Zambia: Regulatory Implications of a Credit Rating Agency

The Zambian authorities, led by the Bank of Zambia (BoZ) had developed a Financial Sector Development Plan (FSDP) with FIRST assistance. One of the plan's objectives was to strengthen the credit environment and improve credit culture. A Credit Reference Agency (CRA) was being established to contribute to this strengthening.

A CRA operator had been selected by the Bankers' Association, after a tender, to establish a CRA in Zambia. However, the BoZ requested assistance from FIRST in February 2005 to draft/agree the necessary guidelines/changes in regulation for the CRA to operate effectively. The BoZ also needed to agree appropriate licensing framework for the CRA.


In 2002 the World Bank and the IMF had undertaken an FSAP, which identified poor credit culture as one weakness in the financial sector in general and the banking sector in particular.A study by the BoZ on credit reference services found that insufficient credit available and a volatile macroeconomic environment coupled with a poor credit culture had increased the cost of credit and reduced the number of borrowers.  The poor credit culture was attributed to the lack of precision in identifying deserving borrowers, which could be mitigated through the activities of CRAs.  The credit culture had implicitly forced the best credit risks to subsidize the worst credit risks, which had impinged on the general growth of credit and prevented the provision of diverse credit products that could have been introduced in Zambia’s financial market.

In addition, it was possible for borrowers to default on loans without affecting their credit standing with other financial institutions. This had encouraged some borrowers to cease payments on their outstanding loans in failed banks.  In addition, there was a tendency among borrowers to have their assets (used as collateral) overvalued in relation to the amounts of the loans they obtain. This causes avoidable losses on defaulting loans.

There were no formal CRAs operating in Zambia. However, attempts to establish these agencies on an informal basis had been made before by a few micro finance institutions (MFIs). The Association of Micro Finance Institutions of Zambia (AMIZ) was in the process of creating a semblance of a credit rating agency by linking all the databases on borrowers from its affiliate organizations to a central database.

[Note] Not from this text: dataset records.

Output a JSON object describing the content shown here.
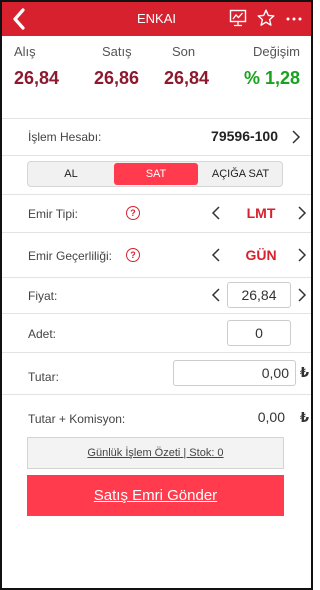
{
  "header": {
    "title": "ENKAI",
    "back_icon": "back-chevron-icon",
    "chart_icon": "chart-icon",
    "star_icon": "star-icon",
    "more_icon": "more-icon"
  },
  "quotes": [
    {
      "label": "Alış",
      "value": "26,84"
    },
    {
      "label": "Satış",
      "value": "26,86"
    },
    {
      "label": "Son",
      "value": "26,84"
    },
    {
      "label": "Değişim",
      "value": "% 1,28"
    }
  ],
  "account": {
    "label": "İşlem Hesabı:",
    "value": "79596-100"
  },
  "side_tabs": [
    {
      "label": "AL",
      "active": false
    },
    {
      "label": "SAT",
      "active": true
    },
    {
      "label": "AÇIĞA SAT",
      "active": false
    }
  ],
  "order_type": {
    "label": "Emir Tipi:",
    "value": "LMT"
  },
  "validity": {
    "label": "Emir Geçerliliği:",
    "value": "GÜN"
  },
  "price": {
    "label": "Fiyat:",
    "value": "26,84"
  },
  "quantity": {
    "label": "Adet:",
    "value": "0"
  },
  "amount": {
    "label": "Tutar:",
    "value": "0,00",
    "currency": "₺"
  },
  "amount_commission": {
    "label": "Tutar + Komisyon:",
    "value": "0,00",
    "currency": "₺"
  },
  "summary_link": "Günlük İşlem Özeti | Stok: 0",
  "submit_label": "Satış Emri Gönder",
  "colors": {
    "brand_red": "#d8212e",
    "button_red": "#ff3b4d",
    "quote_red": "#8b1a2e",
    "change_green": "#19a11f"
  }
}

The Credit Reference Bureau Africa Group Company (which operates CRAs in Kenya and Uganda) was selected by the Bankers' Association after a tender. However, the BoZ still needed to draft/agree the necessary guidelines/changes in regulation for the CRA to operate effectively. For example, the CRA's operation would be covered by the Banking and Financial Services Act and technically the CRA could be covered by the same capital adequacy rules, maximum shareholding limits, etc., that apply to banks. The BoZ had limited experience in drafting regulations for CRAs. The BoZ also needed to agree an appropriate licensing framework for the CRA.

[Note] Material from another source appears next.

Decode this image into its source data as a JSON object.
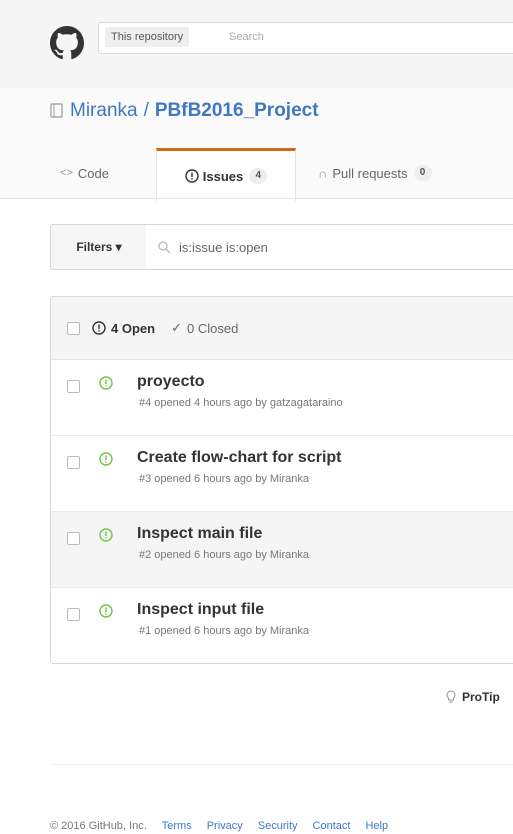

Lessons learned:

Establishment of a credit bureau in Zambia was a firm recommendation of the Financial Sector Development Plan (FSDP) of the BoZ, which FIRST also supported with technical assistance. This project to strengthen the BoZ’s regulation and supervision of the Credit Reporting sector was a good example of FIRST engaging with implementation of the FSDP. It makes sense in other cases where FIRST and the Recipient have developed an effective working relationship to support follow-up projects that flow form processes such as : FSAP-FSDP-Implementation.

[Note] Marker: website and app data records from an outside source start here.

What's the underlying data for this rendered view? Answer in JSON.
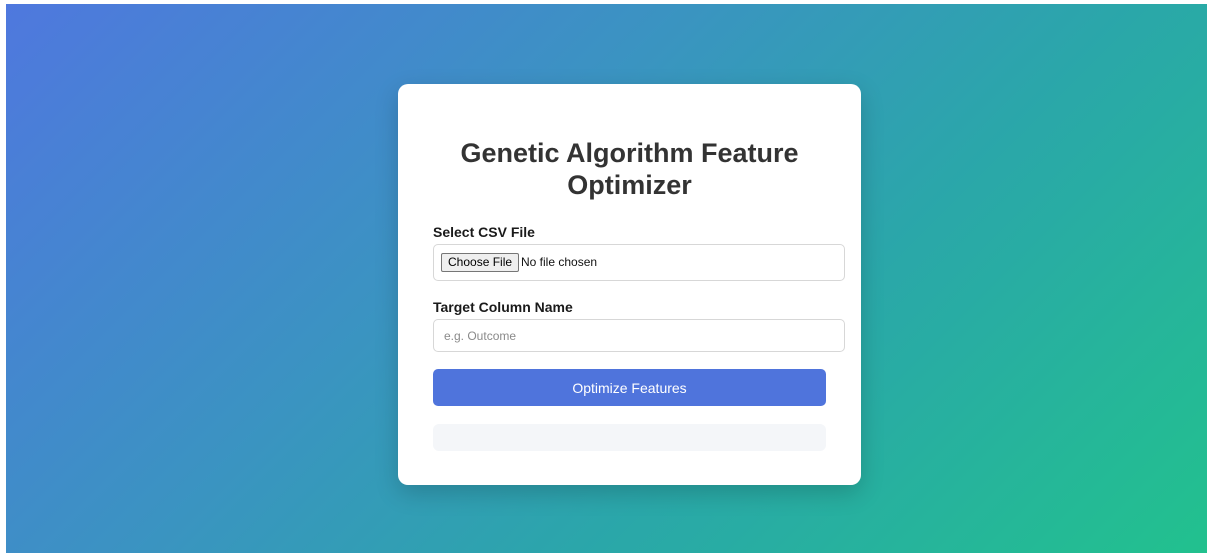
{
  "form": {
    "title": "Genetic Algorithm Feature Optimizer",
    "file_label": "Select CSV File",
    "choose_file_label": "Choose File",
    "file_status": "No file chosen",
    "target_label": "Target Column Name",
    "target_value": "",
    "target_placeholder": "e.g. Outcome",
    "submit_label": "Optimize Features",
    "result": ""
  },
  "colors": {
    "accent": "#4f74dc",
    "gradient_start": "#4f78de",
    "gradient_end": "#22c18e"
  }
}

  • The Consultants report of August 2006. This contains a summary of the project. The Appendices are potentially useful in other countries: they contain a Credit Data Privacy Code, A Credit Reference Services Act and an Annex outlining the methodology for a Central Bank ion supervising the Credit Reporting sector.